Vital MX: Honda HRC has come forward to explain what happened to Cole Seely's shock during both motos at the 2017 Motocross of Nations. As we theorized in the forum discussions relating to the topic, the failure was due to mud packing in the retaining collar/bumper cup. So as the shock bottomed out, it compacted the mud into this retaining cup until it ultimately split from the inside out, releasing the rear spring and dropping the ride height of Seely's CRF450R. Read below for their exact words on the matter.

Team Honda HRC Addresses Motocross of Nations Shock Failure

TORRANCE, Calif. (October 4, 2017) – Team Honda HRC today confirmed that the double DNFs by Cole Seely during the Motocross of Nations at Matterley Basin in Winchester, England, last Sunday were caused by identical shock-absorber failures on his CRF450R. Seely was forced to withdraw from the muddy first and third motos after the spring holder on his factory KYB shock became dislodged, allowing the spring to drop.

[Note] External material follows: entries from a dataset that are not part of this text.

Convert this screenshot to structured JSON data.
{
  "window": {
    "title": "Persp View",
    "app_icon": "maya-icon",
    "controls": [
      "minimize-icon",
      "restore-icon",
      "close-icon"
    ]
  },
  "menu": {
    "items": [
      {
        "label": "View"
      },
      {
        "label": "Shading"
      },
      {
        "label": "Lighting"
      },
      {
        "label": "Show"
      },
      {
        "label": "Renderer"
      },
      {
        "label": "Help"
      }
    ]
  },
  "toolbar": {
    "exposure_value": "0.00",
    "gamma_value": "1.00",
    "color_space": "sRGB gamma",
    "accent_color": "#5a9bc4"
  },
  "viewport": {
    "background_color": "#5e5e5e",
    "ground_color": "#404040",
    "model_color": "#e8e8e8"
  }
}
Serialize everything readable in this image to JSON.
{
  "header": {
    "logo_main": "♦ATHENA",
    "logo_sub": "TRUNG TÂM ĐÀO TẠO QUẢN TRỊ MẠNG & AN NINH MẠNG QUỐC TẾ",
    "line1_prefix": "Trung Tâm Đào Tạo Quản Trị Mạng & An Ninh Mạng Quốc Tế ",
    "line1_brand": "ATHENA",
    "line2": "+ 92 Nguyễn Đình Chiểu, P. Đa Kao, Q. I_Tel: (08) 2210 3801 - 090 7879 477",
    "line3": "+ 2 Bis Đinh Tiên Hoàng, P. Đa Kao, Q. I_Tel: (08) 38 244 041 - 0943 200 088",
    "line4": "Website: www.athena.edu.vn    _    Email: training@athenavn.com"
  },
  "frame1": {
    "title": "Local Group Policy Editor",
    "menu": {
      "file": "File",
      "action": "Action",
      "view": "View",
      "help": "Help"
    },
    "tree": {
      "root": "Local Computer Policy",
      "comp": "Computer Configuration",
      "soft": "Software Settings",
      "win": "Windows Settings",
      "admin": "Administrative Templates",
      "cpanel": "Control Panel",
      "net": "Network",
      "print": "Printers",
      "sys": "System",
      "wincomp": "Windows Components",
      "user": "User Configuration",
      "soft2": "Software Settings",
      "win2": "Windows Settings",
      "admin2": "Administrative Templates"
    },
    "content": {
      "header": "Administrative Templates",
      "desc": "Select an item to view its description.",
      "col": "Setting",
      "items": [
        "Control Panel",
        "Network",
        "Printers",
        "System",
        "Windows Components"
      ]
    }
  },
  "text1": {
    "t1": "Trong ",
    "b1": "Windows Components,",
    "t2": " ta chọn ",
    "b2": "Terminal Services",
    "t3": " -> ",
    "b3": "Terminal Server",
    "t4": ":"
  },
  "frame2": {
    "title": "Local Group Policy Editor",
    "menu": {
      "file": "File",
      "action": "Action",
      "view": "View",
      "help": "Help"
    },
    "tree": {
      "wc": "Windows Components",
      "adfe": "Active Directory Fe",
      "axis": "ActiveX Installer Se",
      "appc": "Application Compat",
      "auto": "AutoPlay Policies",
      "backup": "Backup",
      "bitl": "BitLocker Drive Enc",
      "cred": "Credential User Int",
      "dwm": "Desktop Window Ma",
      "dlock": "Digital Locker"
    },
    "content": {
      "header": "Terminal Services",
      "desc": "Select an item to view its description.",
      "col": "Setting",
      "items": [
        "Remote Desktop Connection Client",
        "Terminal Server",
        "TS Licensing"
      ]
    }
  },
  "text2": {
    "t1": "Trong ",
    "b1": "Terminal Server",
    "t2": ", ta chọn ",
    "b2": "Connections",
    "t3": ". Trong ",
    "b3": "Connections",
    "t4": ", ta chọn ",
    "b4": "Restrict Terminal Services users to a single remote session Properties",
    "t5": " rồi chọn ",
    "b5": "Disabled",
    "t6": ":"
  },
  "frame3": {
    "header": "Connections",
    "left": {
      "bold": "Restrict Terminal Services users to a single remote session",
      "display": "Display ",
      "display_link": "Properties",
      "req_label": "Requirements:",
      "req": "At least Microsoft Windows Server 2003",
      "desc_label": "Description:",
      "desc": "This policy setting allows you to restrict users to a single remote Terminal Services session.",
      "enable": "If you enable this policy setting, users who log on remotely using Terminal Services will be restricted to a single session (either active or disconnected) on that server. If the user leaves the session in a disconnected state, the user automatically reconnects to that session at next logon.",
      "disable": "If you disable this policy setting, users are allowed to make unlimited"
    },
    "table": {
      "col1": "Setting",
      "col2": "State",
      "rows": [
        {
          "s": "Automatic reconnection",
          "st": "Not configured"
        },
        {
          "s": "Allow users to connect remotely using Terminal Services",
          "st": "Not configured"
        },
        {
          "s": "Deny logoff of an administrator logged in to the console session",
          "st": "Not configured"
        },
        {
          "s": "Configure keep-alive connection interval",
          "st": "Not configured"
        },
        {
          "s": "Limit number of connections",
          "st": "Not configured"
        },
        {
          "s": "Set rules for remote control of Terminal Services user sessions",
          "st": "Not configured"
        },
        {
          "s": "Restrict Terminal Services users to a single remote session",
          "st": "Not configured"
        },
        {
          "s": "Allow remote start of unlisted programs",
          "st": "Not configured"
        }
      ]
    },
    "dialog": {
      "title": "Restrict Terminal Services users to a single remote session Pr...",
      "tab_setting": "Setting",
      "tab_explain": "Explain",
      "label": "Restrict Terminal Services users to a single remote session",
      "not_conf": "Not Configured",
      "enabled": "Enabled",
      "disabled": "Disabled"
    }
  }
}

“Clearly, we’re very disappointed by what happened at the Motocross of Nations,” said Takashi “Sam” Mishima, Manager of Motorcycle Sports at American Honda. “The factory KYB shock on our bike uses a cup-shaped spring collar with a slot where it slides over the shaft, and when the mud packed on the bottoming bumper during the first moto, enough force built up to shift the collar out of place. We used this same setup the entire AMA Pro Motocross season, including at muddy races like Unadilla, but this was the first time we experienced this issue. We replaced the entire shock for Cole’s final moto, but the same problem occurred again. Normally with issues like this, it’s difficult to even recreate them again, so the fact that this problem occurred twice on the same day suggests there was something particular about the Matterley Basin track layout and/or the consistency of the mud that created the perfect conditions for the problem. Honda customers should know that the retaining system on the production Showa CRF450R shock is different; in fact, the system is the same as that on the factory Showa shock used by our MXGP counterparts at Team HRC, whose bikes didn’t experience this issue at the Motocross of Nations. Obviously, we’ll look into this along with KYB and address it for next season, but in the meantime, we offer our sincere apologies to Cole, and to American motocross fans for the fact that Team USA’s results were so significantly impacted by this issue.”

An example of a KYB kit shock for a 2017 CRF450R. While not the same shock body used by the HRC team, the red bumper cup below is the same as the factory team uses.

KYB would also like to acknowledge the impact the failure had on the U.S. effort and offer their apologies to the MX community. Countermeasures and design updates are currently being instituted to insure this type of situation does not happen again. KYB adds that only factory KYB-issued parts for HRC factory bikes and race teams are affected.